Library databases provide a variety of tools to limit and refine search results. Limiters provide the ability to limit search results to resources having specified characteristics including:
In both the EBSCO and ProQuest databases, the limiting tools are located in the left panel of the results page.
The short video below provides a demonstration of how to use limiters to refine a list of search results.
Each resource in a library database is stored in a record. In addition to the full-text of the resources, searchable Fields are attached that typically include:
Incorporating Fields into your search can assist in focusing and refining search results by limiting the results to those resources that include specific information in a particular field.
In both EBSCO and ProQuest databases, selecting the Advanced Search option will allow Fields to be included in a search.
For example, in the Advanced Search option in EBSCO's Academic Search Complete database, clicking on the down arrow next to "Select a Field" provides a list of fields that can be searched within that database. Select the field and enter the information in the text box to the left to use this feature.
Stop words are short, commonly used words--articles, prepositions, and pronouns-- that are automatically dropped from a search. Typical stop words include:
In library databases, a stop word will not be searched even if it is included in a phrase enclosed in quotation marks. In some instances, a word will be substituted for the stop word to allow for the other words in the phrase to be searched in proximity to one another within the text of the resource.

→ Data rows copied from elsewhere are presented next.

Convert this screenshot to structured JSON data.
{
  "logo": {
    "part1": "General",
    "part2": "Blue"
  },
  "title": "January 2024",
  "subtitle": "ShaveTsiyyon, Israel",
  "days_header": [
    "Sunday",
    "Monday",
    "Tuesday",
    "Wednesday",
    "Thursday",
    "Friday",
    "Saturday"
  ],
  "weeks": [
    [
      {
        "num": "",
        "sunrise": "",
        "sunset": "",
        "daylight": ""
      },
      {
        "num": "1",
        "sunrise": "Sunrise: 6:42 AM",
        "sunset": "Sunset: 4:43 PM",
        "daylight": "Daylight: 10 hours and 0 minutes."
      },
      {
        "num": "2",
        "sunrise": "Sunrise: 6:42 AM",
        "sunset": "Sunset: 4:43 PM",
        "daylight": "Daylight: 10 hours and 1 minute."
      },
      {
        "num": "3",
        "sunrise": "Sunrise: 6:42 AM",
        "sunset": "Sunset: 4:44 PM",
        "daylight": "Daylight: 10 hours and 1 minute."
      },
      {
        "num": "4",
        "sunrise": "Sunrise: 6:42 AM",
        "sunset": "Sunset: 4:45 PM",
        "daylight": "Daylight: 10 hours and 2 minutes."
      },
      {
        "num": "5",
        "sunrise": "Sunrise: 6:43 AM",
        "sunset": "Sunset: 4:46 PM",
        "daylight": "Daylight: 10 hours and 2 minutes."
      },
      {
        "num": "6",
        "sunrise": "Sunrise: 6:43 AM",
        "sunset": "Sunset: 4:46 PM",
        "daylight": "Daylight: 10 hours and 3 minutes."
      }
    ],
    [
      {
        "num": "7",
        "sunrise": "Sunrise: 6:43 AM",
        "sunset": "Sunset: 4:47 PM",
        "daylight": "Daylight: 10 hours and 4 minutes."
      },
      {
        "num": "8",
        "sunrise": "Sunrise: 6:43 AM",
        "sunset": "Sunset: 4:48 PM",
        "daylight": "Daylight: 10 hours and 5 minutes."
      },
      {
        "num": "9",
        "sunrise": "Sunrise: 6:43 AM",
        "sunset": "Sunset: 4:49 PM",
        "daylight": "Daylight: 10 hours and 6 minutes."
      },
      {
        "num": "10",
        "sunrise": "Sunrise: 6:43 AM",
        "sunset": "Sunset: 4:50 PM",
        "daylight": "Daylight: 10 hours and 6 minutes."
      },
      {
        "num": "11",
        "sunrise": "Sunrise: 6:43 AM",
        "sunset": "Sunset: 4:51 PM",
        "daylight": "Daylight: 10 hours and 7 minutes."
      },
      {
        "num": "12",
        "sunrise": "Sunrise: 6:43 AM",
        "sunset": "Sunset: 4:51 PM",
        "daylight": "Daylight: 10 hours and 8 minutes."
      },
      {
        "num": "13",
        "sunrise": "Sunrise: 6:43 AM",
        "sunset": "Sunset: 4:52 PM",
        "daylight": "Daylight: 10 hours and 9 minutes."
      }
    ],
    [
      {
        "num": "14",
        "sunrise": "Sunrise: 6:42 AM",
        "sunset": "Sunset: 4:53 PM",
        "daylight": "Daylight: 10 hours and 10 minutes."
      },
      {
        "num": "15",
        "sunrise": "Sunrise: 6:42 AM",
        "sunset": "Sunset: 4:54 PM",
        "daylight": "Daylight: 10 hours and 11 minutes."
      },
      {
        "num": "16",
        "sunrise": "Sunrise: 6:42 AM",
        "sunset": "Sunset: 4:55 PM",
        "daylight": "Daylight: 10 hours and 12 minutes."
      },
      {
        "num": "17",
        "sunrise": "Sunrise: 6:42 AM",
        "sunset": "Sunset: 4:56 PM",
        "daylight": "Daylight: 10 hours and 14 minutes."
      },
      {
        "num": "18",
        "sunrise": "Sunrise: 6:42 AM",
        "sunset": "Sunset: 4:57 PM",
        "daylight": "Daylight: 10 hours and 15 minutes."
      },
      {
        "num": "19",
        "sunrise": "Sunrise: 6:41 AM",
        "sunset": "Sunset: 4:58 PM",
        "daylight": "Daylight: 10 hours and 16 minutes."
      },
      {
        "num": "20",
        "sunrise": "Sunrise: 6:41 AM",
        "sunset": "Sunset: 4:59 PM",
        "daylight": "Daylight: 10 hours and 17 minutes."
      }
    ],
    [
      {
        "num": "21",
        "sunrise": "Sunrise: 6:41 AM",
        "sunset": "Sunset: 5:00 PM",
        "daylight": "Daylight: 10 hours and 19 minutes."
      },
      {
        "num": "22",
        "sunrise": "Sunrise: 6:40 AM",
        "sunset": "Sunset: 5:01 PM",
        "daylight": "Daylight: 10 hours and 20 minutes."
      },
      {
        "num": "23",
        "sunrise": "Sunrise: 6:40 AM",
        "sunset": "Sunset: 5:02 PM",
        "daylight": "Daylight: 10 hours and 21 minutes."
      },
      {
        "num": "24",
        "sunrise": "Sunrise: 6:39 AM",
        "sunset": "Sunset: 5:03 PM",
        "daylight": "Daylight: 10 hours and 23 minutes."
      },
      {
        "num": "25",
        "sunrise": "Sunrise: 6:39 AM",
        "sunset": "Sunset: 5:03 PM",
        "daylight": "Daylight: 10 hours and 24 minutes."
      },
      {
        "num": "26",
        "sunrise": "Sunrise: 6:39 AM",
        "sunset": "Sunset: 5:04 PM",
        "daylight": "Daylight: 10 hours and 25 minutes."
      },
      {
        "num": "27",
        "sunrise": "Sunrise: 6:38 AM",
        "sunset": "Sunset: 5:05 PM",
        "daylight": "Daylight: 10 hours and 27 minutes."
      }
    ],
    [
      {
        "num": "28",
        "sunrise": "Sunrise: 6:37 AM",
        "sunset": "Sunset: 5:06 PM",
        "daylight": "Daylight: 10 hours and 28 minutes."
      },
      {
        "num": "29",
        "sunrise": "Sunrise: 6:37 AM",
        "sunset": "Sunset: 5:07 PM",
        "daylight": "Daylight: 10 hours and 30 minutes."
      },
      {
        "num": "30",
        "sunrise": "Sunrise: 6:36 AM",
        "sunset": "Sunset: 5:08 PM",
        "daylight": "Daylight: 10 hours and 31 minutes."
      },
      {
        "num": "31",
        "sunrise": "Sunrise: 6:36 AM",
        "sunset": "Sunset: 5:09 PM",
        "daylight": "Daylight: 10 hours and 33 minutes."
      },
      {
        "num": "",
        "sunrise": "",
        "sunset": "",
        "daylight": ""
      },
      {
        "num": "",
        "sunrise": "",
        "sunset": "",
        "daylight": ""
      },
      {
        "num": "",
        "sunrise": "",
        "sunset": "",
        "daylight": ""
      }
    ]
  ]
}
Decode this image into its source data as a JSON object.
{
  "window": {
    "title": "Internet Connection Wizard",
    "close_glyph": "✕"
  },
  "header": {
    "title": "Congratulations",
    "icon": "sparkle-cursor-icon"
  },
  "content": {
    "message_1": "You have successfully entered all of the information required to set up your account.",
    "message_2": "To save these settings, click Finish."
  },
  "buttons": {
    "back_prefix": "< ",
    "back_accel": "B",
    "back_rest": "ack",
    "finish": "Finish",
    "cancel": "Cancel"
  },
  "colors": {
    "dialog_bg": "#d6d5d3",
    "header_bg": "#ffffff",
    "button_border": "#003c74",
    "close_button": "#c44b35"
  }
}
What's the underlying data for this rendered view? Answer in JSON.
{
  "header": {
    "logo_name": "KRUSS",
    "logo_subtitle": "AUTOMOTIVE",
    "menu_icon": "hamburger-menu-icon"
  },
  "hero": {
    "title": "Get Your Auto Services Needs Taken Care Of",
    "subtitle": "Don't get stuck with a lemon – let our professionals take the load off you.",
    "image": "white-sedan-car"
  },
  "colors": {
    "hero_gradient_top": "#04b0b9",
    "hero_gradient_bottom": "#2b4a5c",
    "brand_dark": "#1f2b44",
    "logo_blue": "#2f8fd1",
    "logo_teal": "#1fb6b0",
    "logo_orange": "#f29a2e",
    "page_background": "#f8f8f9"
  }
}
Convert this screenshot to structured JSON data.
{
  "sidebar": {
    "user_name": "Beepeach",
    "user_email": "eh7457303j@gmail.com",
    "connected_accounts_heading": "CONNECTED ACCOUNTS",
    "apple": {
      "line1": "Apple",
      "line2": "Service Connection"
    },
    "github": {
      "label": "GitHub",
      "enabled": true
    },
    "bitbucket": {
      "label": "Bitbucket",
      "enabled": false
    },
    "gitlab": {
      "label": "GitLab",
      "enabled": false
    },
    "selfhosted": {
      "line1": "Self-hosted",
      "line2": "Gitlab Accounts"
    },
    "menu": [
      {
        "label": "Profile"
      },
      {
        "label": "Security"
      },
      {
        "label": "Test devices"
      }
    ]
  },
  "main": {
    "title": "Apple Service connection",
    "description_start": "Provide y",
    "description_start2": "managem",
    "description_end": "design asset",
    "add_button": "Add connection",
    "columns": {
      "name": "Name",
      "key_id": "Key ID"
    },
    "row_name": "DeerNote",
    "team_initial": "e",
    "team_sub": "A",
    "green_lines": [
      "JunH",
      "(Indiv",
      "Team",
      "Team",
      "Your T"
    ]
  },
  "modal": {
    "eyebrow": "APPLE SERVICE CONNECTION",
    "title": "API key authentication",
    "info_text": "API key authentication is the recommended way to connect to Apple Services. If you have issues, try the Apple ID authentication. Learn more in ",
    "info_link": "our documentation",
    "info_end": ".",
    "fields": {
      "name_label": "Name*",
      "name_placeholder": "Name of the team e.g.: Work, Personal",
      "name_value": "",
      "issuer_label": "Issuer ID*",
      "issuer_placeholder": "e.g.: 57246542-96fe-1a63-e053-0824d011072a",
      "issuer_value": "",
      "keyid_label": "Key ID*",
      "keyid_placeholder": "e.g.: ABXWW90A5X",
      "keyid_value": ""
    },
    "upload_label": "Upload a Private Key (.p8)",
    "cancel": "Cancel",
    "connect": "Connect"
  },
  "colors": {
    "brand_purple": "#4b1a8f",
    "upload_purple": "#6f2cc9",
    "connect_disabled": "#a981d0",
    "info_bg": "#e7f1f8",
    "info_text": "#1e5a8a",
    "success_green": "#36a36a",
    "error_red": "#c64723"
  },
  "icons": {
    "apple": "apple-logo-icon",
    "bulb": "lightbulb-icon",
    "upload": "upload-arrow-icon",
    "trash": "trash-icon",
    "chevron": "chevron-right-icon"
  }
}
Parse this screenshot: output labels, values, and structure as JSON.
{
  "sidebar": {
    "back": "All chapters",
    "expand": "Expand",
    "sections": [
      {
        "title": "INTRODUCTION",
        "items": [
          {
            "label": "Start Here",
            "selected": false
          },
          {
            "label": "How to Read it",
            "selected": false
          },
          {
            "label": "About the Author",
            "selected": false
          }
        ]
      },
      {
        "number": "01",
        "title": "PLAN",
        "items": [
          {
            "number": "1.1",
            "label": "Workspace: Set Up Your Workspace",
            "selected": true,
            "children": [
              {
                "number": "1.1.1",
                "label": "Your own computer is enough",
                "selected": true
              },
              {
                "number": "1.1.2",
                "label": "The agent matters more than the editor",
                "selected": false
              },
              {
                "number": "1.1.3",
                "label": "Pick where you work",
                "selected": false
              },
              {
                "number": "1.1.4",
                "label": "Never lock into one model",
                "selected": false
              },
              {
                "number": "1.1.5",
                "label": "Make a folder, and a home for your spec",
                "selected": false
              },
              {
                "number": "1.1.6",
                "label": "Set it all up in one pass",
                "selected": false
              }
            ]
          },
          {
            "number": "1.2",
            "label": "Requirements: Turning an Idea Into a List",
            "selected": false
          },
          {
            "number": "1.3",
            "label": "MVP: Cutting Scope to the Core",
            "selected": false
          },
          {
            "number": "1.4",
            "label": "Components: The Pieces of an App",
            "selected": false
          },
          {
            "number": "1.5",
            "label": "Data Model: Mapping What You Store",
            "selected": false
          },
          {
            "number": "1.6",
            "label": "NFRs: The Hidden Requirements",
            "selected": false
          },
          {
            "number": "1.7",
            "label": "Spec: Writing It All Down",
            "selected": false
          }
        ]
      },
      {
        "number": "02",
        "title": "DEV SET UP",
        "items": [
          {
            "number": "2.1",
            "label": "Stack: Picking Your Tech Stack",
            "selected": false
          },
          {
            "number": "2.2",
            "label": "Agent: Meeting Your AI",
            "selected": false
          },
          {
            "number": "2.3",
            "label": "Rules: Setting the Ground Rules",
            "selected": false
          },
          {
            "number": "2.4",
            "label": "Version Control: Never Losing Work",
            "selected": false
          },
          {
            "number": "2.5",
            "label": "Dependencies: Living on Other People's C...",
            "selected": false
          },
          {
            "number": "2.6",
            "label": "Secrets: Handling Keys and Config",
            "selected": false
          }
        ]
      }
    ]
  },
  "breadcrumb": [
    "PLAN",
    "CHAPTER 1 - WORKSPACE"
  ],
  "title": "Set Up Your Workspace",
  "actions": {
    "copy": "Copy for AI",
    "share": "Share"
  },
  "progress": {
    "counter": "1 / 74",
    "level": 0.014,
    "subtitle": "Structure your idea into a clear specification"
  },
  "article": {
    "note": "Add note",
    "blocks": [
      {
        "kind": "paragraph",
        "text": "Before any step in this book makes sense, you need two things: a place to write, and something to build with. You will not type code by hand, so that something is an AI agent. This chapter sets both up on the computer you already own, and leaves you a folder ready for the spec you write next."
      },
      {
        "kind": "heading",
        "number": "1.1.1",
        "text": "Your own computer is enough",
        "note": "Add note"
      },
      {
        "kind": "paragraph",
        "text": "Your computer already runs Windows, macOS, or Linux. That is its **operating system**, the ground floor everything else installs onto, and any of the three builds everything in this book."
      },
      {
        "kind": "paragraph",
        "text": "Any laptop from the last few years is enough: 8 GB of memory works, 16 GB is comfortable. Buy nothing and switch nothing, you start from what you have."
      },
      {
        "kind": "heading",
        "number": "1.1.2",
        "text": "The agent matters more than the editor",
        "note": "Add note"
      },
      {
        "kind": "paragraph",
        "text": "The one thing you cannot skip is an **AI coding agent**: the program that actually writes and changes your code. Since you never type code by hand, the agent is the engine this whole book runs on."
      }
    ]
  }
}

For example, if you searched company of America, your result list will include these variatons:
This short video demonstrates how to create a search string -- keywords connected with Boolean operators -- to use in a library database search to retrieve relevant resources for any research assignment.